Data -

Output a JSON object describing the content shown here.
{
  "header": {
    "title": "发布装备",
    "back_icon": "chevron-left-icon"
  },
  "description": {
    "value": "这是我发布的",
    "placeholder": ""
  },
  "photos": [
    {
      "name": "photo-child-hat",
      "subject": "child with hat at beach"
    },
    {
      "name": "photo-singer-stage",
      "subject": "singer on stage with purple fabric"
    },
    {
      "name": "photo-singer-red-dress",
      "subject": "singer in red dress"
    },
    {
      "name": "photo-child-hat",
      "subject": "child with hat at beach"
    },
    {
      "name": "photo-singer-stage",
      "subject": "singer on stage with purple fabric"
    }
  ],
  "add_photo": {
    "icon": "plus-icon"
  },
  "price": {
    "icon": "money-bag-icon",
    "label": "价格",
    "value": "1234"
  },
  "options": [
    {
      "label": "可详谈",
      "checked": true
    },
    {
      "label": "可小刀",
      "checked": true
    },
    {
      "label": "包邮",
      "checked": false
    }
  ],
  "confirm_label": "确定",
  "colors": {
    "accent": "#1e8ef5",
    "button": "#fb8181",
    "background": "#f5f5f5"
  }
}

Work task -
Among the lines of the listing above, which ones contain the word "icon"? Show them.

Answer to this exercise -
    "back_icon": "chevron-left-icon"
    "icon": "plus-icon"
    "icon": "money-bag-icon",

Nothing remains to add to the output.